• _ASSIGNMENT_
Pictures stay out; everything else in the records below is to be repeated exactly.

======== SOURCE DATA

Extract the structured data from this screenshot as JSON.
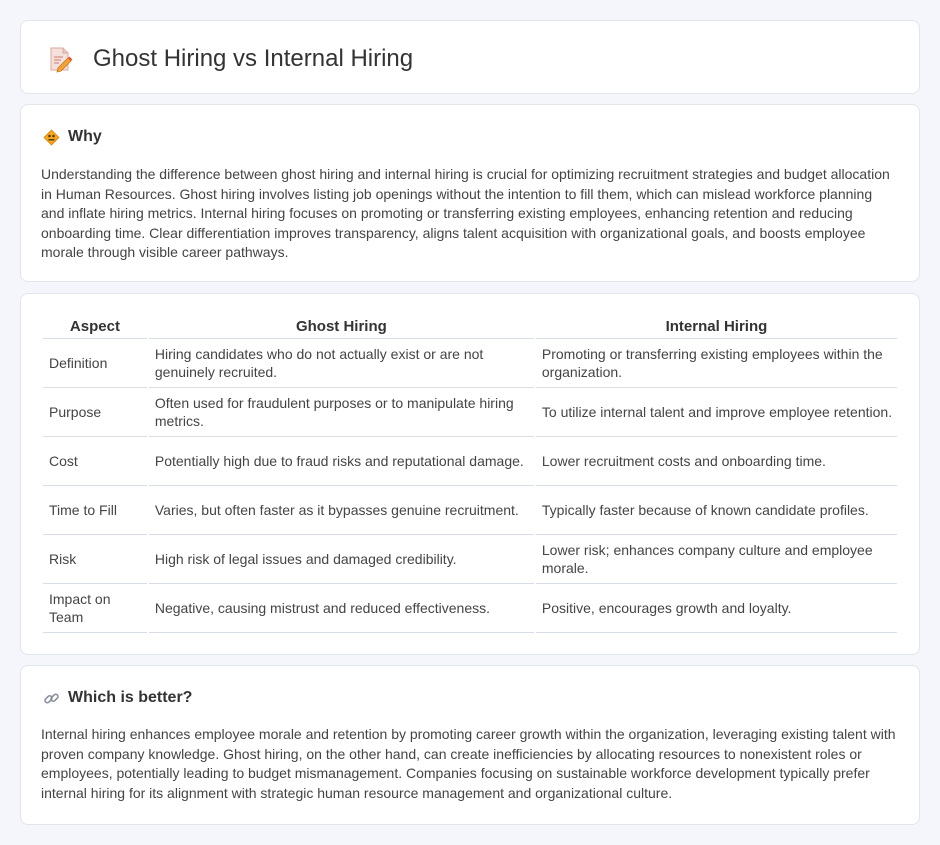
{
  "header": {
    "title": "Ghost Hiring vs Internal Hiring",
    "icon": "document-pencil-icon"
  },
  "why": {
    "heading": "Why",
    "icon": "diamond-sign-icon",
    "text": "Understanding the difference between ghost hiring and internal hiring is crucial for optimizing recruitment strategies and budget allocation in Human Resources. Ghost hiring involves listing job openings without the intention to fill them, which can mislead workforce planning and inflate hiring metrics. Internal hiring focuses on promoting or transferring existing employees, enhancing retention and reducing onboarding time. Clear differentiation improves transparency, aligns talent acquisition with organizational goals, and boosts employee morale through visible career pathways."
  },
  "comparison": {
    "headers": [
      "Aspect",
      "Ghost Hiring",
      "Internal Hiring"
    ],
    "rows": [
      [
        "Definition",
        "Hiring candidates who do not actually exist or are not genuinely recruited.",
        "Promoting or transferring existing employees within the organization."
      ],
      [
        "Purpose",
        "Often used for fraudulent purposes or to manipulate hiring metrics.",
        "To utilize internal talent and improve employee retention."
      ],
      [
        "Cost",
        "Potentially high due to fraud risks and reputational damage.",
        "Lower recruitment costs and onboarding time."
      ],
      [
        "Time to Fill",
        "Varies, but often faster as it bypasses genuine recruitment.",
        "Typically faster because of known candidate profiles."
      ],
      [
        "Risk",
        "High risk of legal issues and damaged credibility.",
        "Lower risk; enhances company culture and employee morale."
      ],
      [
        "Impact on Team",
        "Negative, causing mistrust and reduced effectiveness.",
        "Positive, encourages growth and loyalty."
      ]
    ]
  },
  "better": {
    "heading": "Which is better?",
    "icon": "link-icon",
    "text": "Internal hiring enhances employee morale and retention by promoting career growth within the organization, leveraging existing talent with proven company knowledge. Ghost hiring, on the other hand, can create inefficiencies by allocating resources to nonexistent roles or employees, potentially leading to budget mismanagement. Companies focusing on sustainable workforce development typically prefer internal hiring for its alignment with strategic human resource management and organizational culture."
  },
  "colors": {
    "background": "#f4f6fb",
    "card": "#ffffff",
    "border": "#e2e5ec",
    "icon_orange": "#f0a030",
    "icon_red": "#e05a4a"
  }
}
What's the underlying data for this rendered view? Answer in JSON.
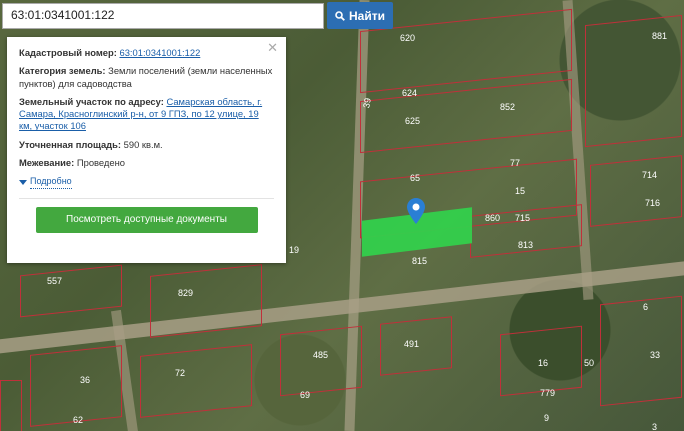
{
  "search": {
    "value": "63:01:0341001:122",
    "button_label": "Найти"
  },
  "card": {
    "cadastral_label": "Кадастровый номер:",
    "cadastral_value": "63:01:0341001:122",
    "category_label": "Категория земель:",
    "category_value": "Земли поселений (земли населенных пунктов) для садоводства",
    "address_label": "Земельный участок по адресу:",
    "address_value": "Самарская область, г. Самара, Красноглинский р-н, от 9 ГПЗ, по 12 улице, 19 км, участок 106",
    "area_label": "Уточненная площадь:",
    "area_value": "590 кв.м.",
    "survey_label": "Межевание:",
    "survey_value": "Проведено",
    "more_label": "Подробно",
    "docs_button": "Посмотреть доступные документы"
  },
  "map": {
    "plot_numbers": [
      "620",
      "624",
      "625",
      "881",
      "852",
      "714",
      "716",
      "77",
      "15",
      "860",
      "715",
      "813",
      "815",
      "65",
      "557",
      "829",
      "6",
      "485",
      "491",
      "33",
      "36",
      "72",
      "69",
      "779",
      "62",
      "9",
      "3",
      "16",
      "50",
      "39",
      "19"
    ]
  },
  "colors": {
    "highlight": "#33d04c",
    "button_blue": "#2c6eb3",
    "button_green": "#43a83f",
    "parcel_border": "#c0303a"
  }
}
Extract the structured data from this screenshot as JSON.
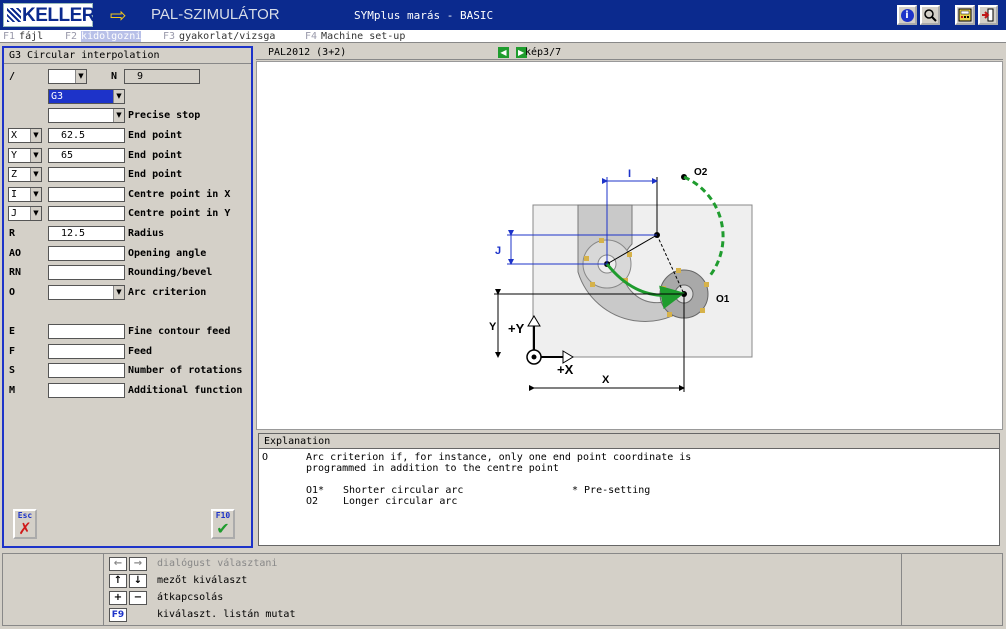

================

• _EXERCISE SOLUTION_
Extract the structured data from this screenshot as JSON.
{
  "header": {
    "title": "Ghost Hiring vs Internal Hiring",
    "icon": "document-pencil-icon"
  },
  "why": {
    "heading": "Why",
    "icon": "diamond-sign-icon",
    "text": "Understanding the difference between ghost hiring and internal hiring is crucial for optimizing recruitment strategies and budget allocation in Human Resources. Ghost hiring involves listing job openings without the intention to fill them, which can mislead workforce planning and inflate hiring metrics. Internal hiring focuses on promoting or transferring existing employees, enhancing retention and reducing onboarding time. Clear differentiation improves transparency, aligns talent acquisition with organizational goals, and boosts employee morale through visible career pathways."
  },
  "comparison": {
    "headers": [
      "Aspect",
      "Ghost Hiring",
      "Internal Hiring"
    ],
    "rows": [
      [
        "Definition",
        "Hiring candidates who do not actually exist or are not genuinely recruited.",
        "Promoting or transferring existing employees within the organization."
      ],
      [
        "Purpose",
        "Often used for fraudulent purposes or to manipulate hiring metrics.",
        "To utilize internal talent and improve employee retention."
      ],
      [
        "Cost",
        "Potentially high due to fraud risks and reputational damage.",
        "Lower recruitment costs and onboarding time."
      ],
      [
        "Time to Fill",
        "Varies, but often faster as it bypasses genuine recruitment.",
        "Typically faster because of known candidate profiles."
      ],
      [
        "Risk",
        "High risk of legal issues and damaged credibility.",
        "Lower risk; enhances company culture and employee morale."
      ],
      [
        "Impact on Team",
        "Negative, causing mistrust and reduced effectiveness.",
        "Positive, encourages growth and loyalty."
      ]
    ]
  },
  "better": {
    "heading": "Which is better?",
    "icon": "link-icon",
    "text": "Internal hiring enhances employee morale and retention by promoting career growth within the organization, leveraging existing talent with proven company knowledge. Ghost hiring, on the other hand, can create inefficiencies by allocating resources to nonexistent roles or employees, potentially leading to budget mismanagement. Companies focusing on sustainable workforce development typically prefer internal hiring for its alignment with strategic human resource management and organizational culture."
  },
  "colors": {
    "background": "#f4f6fb",
    "card": "#ffffff",
    "border": "#e2e5ec",
    "icon_orange": "#f0a030",
    "icon_red": "#e05a4a"
  }
}
What's the underlying data for this rendered view? Answer in JSON.
{
  "search": {
    "value": "63:01:0341001:122",
    "button_label": "Найти"
  },
  "card": {
    "cadastral_label": "Кадастровый номер:",
    "cadastral_value": "63:01:0341001:122",
    "category_label": "Категория земель:",
    "category_value": "Земли поселений (земли населенных пунктов) для садоводства",
    "address_label": "Земельный участок по адресу:",
    "address_value": "Самарская область, г. Самара, Красноглинский р-н, от 9 ГПЗ, по 12 улице, 19 км, участок 106",
    "area_label": "Уточненная площадь:",
    "area_value": "590 кв.м.",
    "survey_label": "Межевание:",
    "survey_value": "Проведено",
    "more_label": "Подробно",
    "docs_button": "Посмотреть доступные документы"
  },
  "map": {
    "plot_numbers": [
      "620",
      "624",
      "625",
      "881",
      "852",
      "714",
      "716",
      "77",
      "15",
      "860",
      "715",
      "813",
      "815",
      "65",
      "557",
      "829",
      "6",
      "485",
      "491",
      "33",
      "36",
      "72",
      "69",
      "779",
      "62",
      "9",
      "3",
      "16",
      "50",
      "39",
      "19"
    ]
  },
  "colors": {
    "highlight": "#33d04c",
    "button_blue": "#2c6eb3",
    "button_green": "#43a83f",
    "parcel_border": "#c0303a"
  }
}
Extract the structured data from this screenshot as JSON.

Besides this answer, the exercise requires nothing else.